[Opening DATA TO USE section]

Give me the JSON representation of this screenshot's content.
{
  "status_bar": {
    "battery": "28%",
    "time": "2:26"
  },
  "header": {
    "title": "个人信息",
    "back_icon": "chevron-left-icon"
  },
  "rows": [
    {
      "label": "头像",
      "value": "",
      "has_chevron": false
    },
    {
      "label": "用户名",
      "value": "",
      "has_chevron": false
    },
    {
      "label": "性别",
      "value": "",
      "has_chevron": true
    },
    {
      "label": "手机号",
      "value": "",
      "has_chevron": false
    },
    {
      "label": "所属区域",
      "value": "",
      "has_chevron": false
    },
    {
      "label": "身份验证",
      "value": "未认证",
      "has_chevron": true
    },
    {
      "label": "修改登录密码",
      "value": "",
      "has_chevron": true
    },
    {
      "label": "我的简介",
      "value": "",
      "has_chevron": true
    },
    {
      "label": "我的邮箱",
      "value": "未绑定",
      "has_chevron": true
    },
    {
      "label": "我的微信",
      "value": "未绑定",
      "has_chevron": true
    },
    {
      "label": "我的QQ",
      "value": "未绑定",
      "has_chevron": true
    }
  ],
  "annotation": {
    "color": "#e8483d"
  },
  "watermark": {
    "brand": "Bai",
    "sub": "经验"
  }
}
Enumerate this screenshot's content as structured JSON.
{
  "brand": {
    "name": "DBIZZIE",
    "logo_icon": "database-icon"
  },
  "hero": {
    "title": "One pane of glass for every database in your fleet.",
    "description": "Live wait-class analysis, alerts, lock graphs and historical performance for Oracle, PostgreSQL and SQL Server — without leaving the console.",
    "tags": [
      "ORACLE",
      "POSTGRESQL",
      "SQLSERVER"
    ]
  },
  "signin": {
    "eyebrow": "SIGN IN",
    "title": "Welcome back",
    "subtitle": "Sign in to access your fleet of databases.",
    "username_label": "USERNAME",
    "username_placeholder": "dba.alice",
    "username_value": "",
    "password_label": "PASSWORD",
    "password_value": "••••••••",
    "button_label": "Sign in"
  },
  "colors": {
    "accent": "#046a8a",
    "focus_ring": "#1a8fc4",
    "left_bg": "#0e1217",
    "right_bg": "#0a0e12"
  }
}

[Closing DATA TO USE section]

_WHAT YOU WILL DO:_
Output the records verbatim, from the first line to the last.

_ANSWER TO THIS EXERCISE:_
Give me the JSON representation of this screenshot's content.
{
  "status_bar": {
    "battery": "28%",
    "time": "2:26"
  },
  "header": {
    "title": "个人信息",
    "back_icon": "chevron-left-icon"
  },
  "rows": [
    {
      "label": "头像",
      "value": "",
      "has_chevron": false
    },
    {
      "label": "用户名",
      "value": "",
      "has_chevron": false
    },
    {
      "label": "性别",
      "value": "",
      "has_chevron": true
    },
    {
      "label": "手机号",
      "value": "",
      "has_chevron": false
    },
    {
      "label": "所属区域",
      "value": "",
      "has_chevron": false
    },
    {
      "label": "身份验证",
      "value": "未认证",
      "has_chevron": true
    },
    {
      "label": "修改登录密码",
      "value": "",
      "has_chevron": true
    },
    {
      "label": "我的简介",
      "value": "",
      "has_chevron": true
    },
    {
      "label": "我的邮箱",
      "value": "未绑定",
      "has_chevron": true
    },
    {
      "label": "我的微信",
      "value": "未绑定",
      "has_chevron": true
    },
    {
      "label": "我的QQ",
      "value": "未绑定",
      "has_chevron": true
    }
  ],
  "annotation": {
    "color": "#e8483d"
  },
  "watermark": {
    "brand": "Bai",
    "sub": "经验"
  }
}
Enumerate this screenshot's content as structured JSON.
{
  "brand": {
    "name": "DBIZZIE",
    "logo_icon": "database-icon"
  },
  "hero": {
    "title": "One pane of glass for every database in your fleet.",
    "description": "Live wait-class analysis, alerts, lock graphs and historical performance for Oracle, PostgreSQL and SQL Server — without leaving the console.",
    "tags": [
      "ORACLE",
      "POSTGRESQL",
      "SQLSERVER"
    ]
  },
  "signin": {
    "eyebrow": "SIGN IN",
    "title": "Welcome back",
    "subtitle": "Sign in to access your fleet of databases.",
    "username_label": "USERNAME",
    "username_placeholder": "dba.alice",
    "username_value": "",
    "password_label": "PASSWORD",
    "password_value": "••••••••",
    "button_label": "Sign in"
  },
  "colors": {
    "accent": "#046a8a",
    "focus_ring": "#1a8fc4",
    "left_bg": "#0e1217",
    "right_bg": "#0a0e12"
  }
}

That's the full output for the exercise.